The Euler-Mascheroni constant is arguably the sixth most fundamental complex number (1, 0, i, pi, and e being hard to beat), appearing sometimes unexpectedly in many contexts. It seems to originate in Euler's treatise Institutiones calculi integralis. In his 1790 commentary on Euler's book, Mascheroni attempted to compute this number to 32 decimal places. He succeeded to 19 places, but gave incorrect values for the 20th to 22nd and 31st to 32nd places. Remarkably, he somehow gave the correct values for the eight digits in between.
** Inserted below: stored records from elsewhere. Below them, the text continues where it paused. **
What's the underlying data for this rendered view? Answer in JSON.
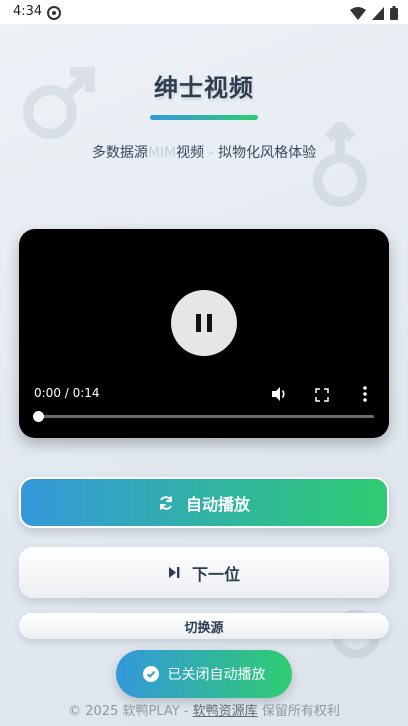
{
  "status_bar": {
    "time": "4:34"
  },
  "header": {
    "title": "绅士视频",
    "subtitle_main": "多数据源",
    "subtitle_faint": "MIM",
    "subtitle_mid": "视频",
    "subtitle_sep": " - ",
    "subtitle_end": "拟物化风格体验"
  },
  "player": {
    "time_display": "0:00 / 0:14",
    "progress": 0.0
  },
  "buttons": {
    "auto_play_label": "自动播放",
    "next_label": "下一位",
    "switch_source_label": "切换源"
  },
  "toast": {
    "message": "已关闭自动播放"
  },
  "footer": {
    "prefix": "© 2025 软鸭PLAY - ",
    "link": "软鸭资源库",
    "suffix": " 保留所有权利"
  },
  "colors": {
    "accent_blue": "#3498db",
    "accent_green": "#2ecc71",
    "text_dark": "#2c3e50"
  }
}
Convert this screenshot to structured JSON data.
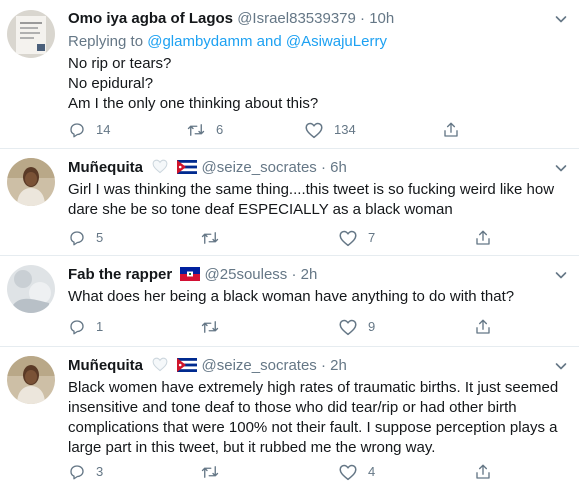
{
  "tweets": [
    {
      "name": "Omo iya agba of Lagos",
      "handle": "@Israel83539379",
      "time": "10h",
      "replying_prefix": "Replying to",
      "replying_user1": "@glambydamm",
      "replying_and": "and",
      "replying_user2": "@AsiwajuLerry",
      "lines": [
        "No rip or tears?",
        "No epidural?",
        "Am I the only one thinking about this?"
      ],
      "replies": "14",
      "retweets": "6",
      "likes": "134"
    },
    {
      "name": "Muñequita",
      "handle": "@seize_socrates",
      "time": "6h",
      "lines": [
        "Girl I was thinking the same thing....this tweet is so fucking weird like how",
        "dare she be so tone deaf ESPECIALLY as a black woman"
      ],
      "replies": "5",
      "retweets": "",
      "likes": "7"
    },
    {
      "name": "Fab the rapper",
      "handle": "@25souless",
      "time": "2h",
      "lines": [
        "What does her being a black woman have anything to do with that?"
      ],
      "replies": "1",
      "retweets": "",
      "likes": "9"
    },
    {
      "name": "Muñequita",
      "handle": "@seize_socrates",
      "time": "2h",
      "lines": [
        "Black women have extremely high rates of traumatic births. It just seemed",
        "insensitive and tone deaf to those who did tear/rip or had other birth",
        "complications that were 100% not their fault. I suppose perception plays a",
        "large part in this tweet, but it rubbed me the wrong way."
      ],
      "replies": "3",
      "retweets": "",
      "likes": "4"
    }
  ],
  "separator_dot": "·",
  "icons": {
    "reply": "reply-icon",
    "retweet": "retweet-icon",
    "like": "heart-icon",
    "share": "share-icon",
    "caret": "chevron-down-icon",
    "white_heart": "white-heart-emoji",
    "cuba_flag": "cuba-flag-emoji",
    "haiti_flag": "haiti-flag-emoji"
  },
  "colors": {
    "text": "#14171a",
    "muted": "#657786",
    "link": "#1da1f2",
    "divider": "#e6ecf0"
  }
}
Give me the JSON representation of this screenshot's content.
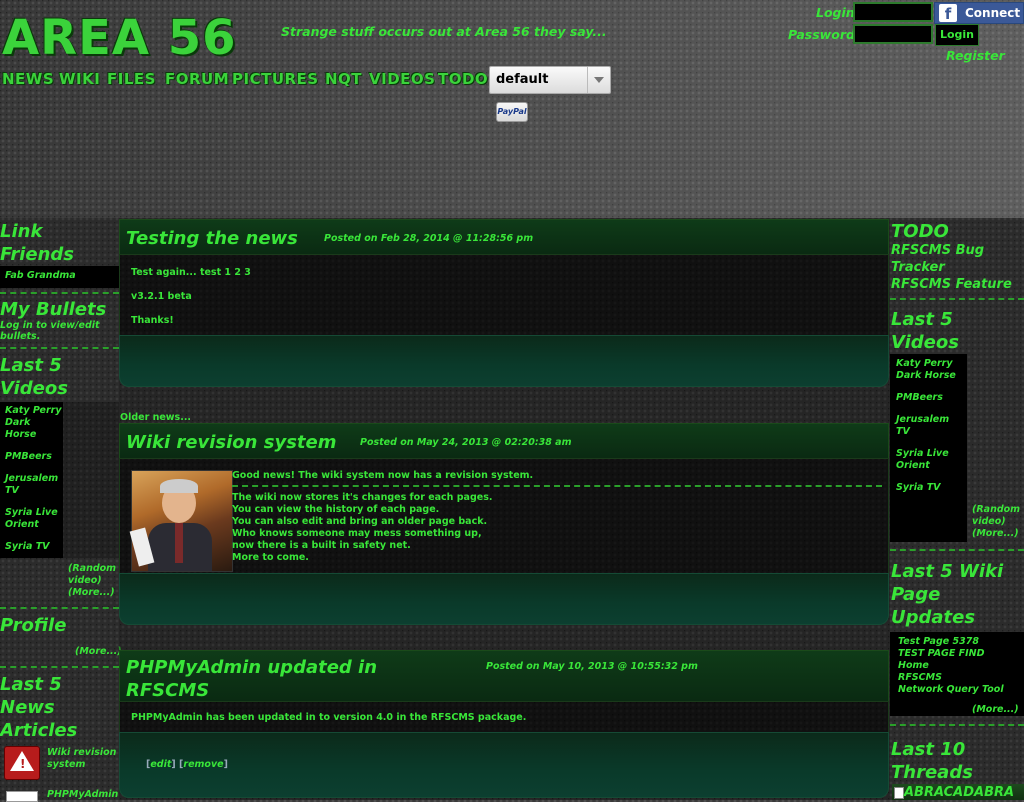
{
  "header": {
    "logo": "AREA 56",
    "tagline": "Strange stuff occurs out at Area 56 they say...",
    "login_label": "Login",
    "password_label": "Password",
    "login_value": "",
    "password_value": "",
    "fb_connect": "Connect",
    "login_button": "Login",
    "register": "Register"
  },
  "nav": {
    "items": [
      "NEWS",
      "WIKI",
      "FILES",
      "FORUM",
      "PICTURES",
      "NQT",
      "VIDEOS",
      "TODO"
    ],
    "theme_selected": "default",
    "paypal": "PayPal"
  },
  "left": {
    "link_friends_title": "Link Friends",
    "link_friends": [
      "Fab Grandma"
    ],
    "bullets_title": "My Bullets",
    "bullets_text": "Log in to view/edit bullets.",
    "videos_title": "Last 5 Videos",
    "videos": [
      "Katy Perry Dark Horse",
      "PMBeers",
      "Jerusalem TV",
      "Syria Live Orient",
      "Syria TV"
    ],
    "random_video": "Random video",
    "more": "More...",
    "profile_title": "Profile",
    "profile_more": "More...",
    "news_title": "Last 5 News Articles",
    "news_articles": [
      "Wiki revision system",
      "PHPMyAdmin"
    ]
  },
  "center": {
    "posts": [
      {
        "title": "Testing the news",
        "date": "Posted on Feb 28, 2014 @ 11:28:56 pm",
        "lines": [
          "Test again... test 1 2 3",
          "v3.2.1 beta",
          "Thanks!"
        ]
      },
      {
        "title": "Wiki revision system",
        "date": "Posted on May 24, 2013 @ 02:20:38 am",
        "lead": "Good news! The wiki system now has a revision system.",
        "lines": [
          "The wiki now stores it's changes for each pages.",
          "You can view the history of each page.",
          "You can also edit and bring an older page back.",
          "Who knows someone may mess something up,",
          "now there is a built in safety net.",
          "More to come."
        ]
      },
      {
        "title": "PHPMyAdmin updated in RFSCMS",
        "date": "Posted on May 10, 2013 @ 10:55:32 pm",
        "lines": [
          "PHPMyAdmin has been updated in to version 4.0 in the RFSCMS package."
        ],
        "edit": "edit",
        "remove": "remove"
      }
    ],
    "older_news": "Older news..."
  },
  "right": {
    "todo_title": "TODO",
    "todo_items": [
      "RFSCMS Bug Tracker",
      "RFSCMS Feature"
    ],
    "videos_title": "Last 5 Videos",
    "videos": [
      "Katy Perry Dark Horse",
      "PMBeers",
      "Jerusalem TV",
      "Syria Live Orient",
      "Syria TV"
    ],
    "random_video": "Random video",
    "more": "More...",
    "wiki_title": "Last 5 Wiki Page Updates",
    "wiki_items": [
      "Test Page 5378",
      "TEST PAGE FIND",
      "Home",
      "RFSCMS",
      "Network Query Tool"
    ],
    "wiki_more": "More...",
    "threads_title": "Last 10 Threads",
    "threads": [
      "ABRACADABRA"
    ]
  }
}
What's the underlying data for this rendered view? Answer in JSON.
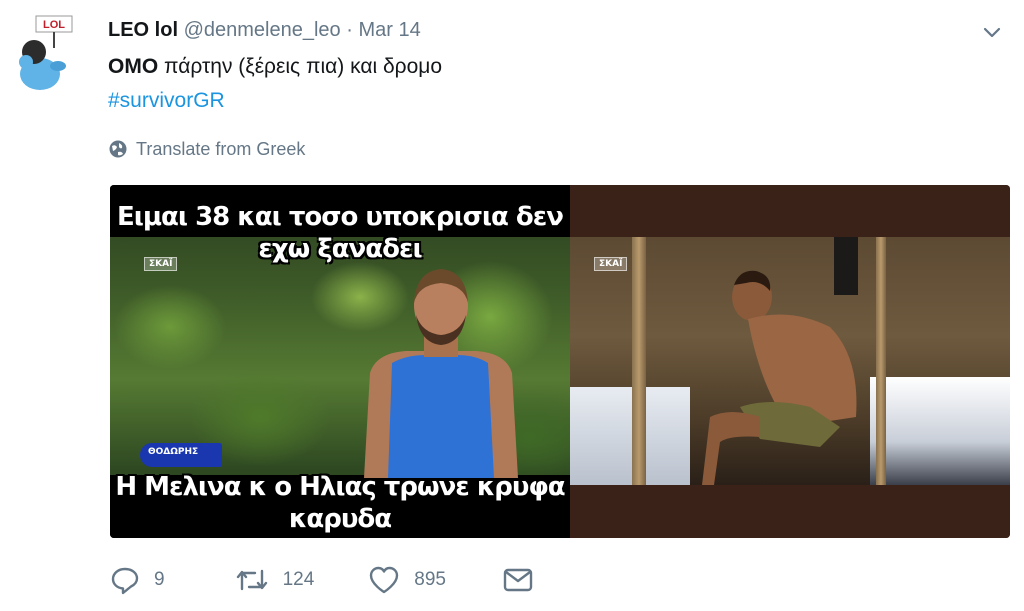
{
  "user": {
    "name": "LEO lol",
    "handle": "@denmelene_leo",
    "separator": "·",
    "date": "Mar 14",
    "avatar_badge": "LOL"
  },
  "tweet": {
    "text_bold": "ΟΜΟ",
    "text_rest": " πάρτην (ξέρεις πια) και δρομο",
    "hashtag": "#survivorGR",
    "translate_label": "Translate from Greek"
  },
  "media": {
    "caption_top_line1": "Ειμαι 38 και τοσο υποκρισια δεν",
    "caption_top_line2": "εχω ξαναδει",
    "caption_bottom_line1": "Η Μελινα κ ο Ηλιας τρωνε κρυφα",
    "caption_bottom_line2": "καρυδα",
    "channel_logo_left": "ΣΚΑΪ",
    "channel_logo_right": "ΣΚΑΪ",
    "sponsor_tag": "ΘΟΔΩΡΗΣ"
  },
  "actions": {
    "reply_count": "9",
    "retweet_count": "124",
    "like_count": "895"
  },
  "colors": {
    "link": "#1b95e0",
    "muted": "#657786",
    "text": "#14171a"
  }
}
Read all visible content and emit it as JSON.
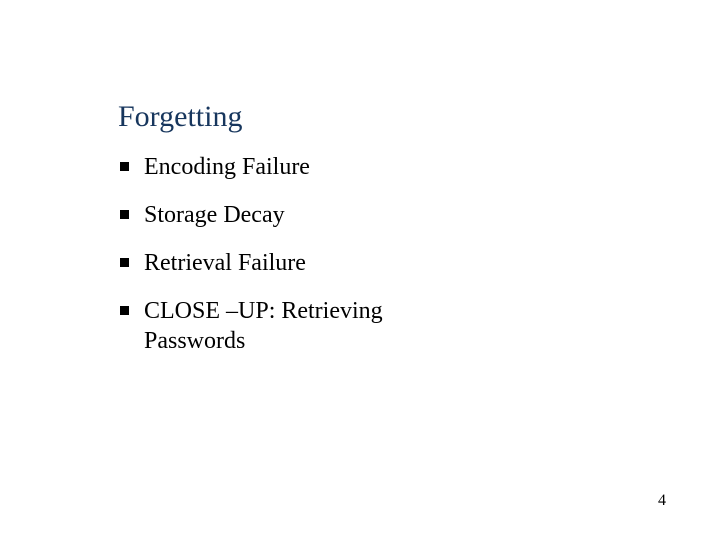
{
  "slide": {
    "title": "Forgetting",
    "bullets": [
      "Encoding Failure",
      "Storage Decay",
      "Retrieval Failure",
      "CLOSE –UP: Retrieving Passwords"
    ],
    "page_number": "4"
  }
}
This suggests either a mistake copying his answer or a hidden pattern in whatever method he used to approximate Euler's constant. We will explore this and related curiosities from numerical analysis.
Mascheroni, of Euler-Mascheroni fame
Matthew de Courcy-Ireland
Oct 18 2016 - 12:30pm
Graduate Student Seminar
Fine Hall 214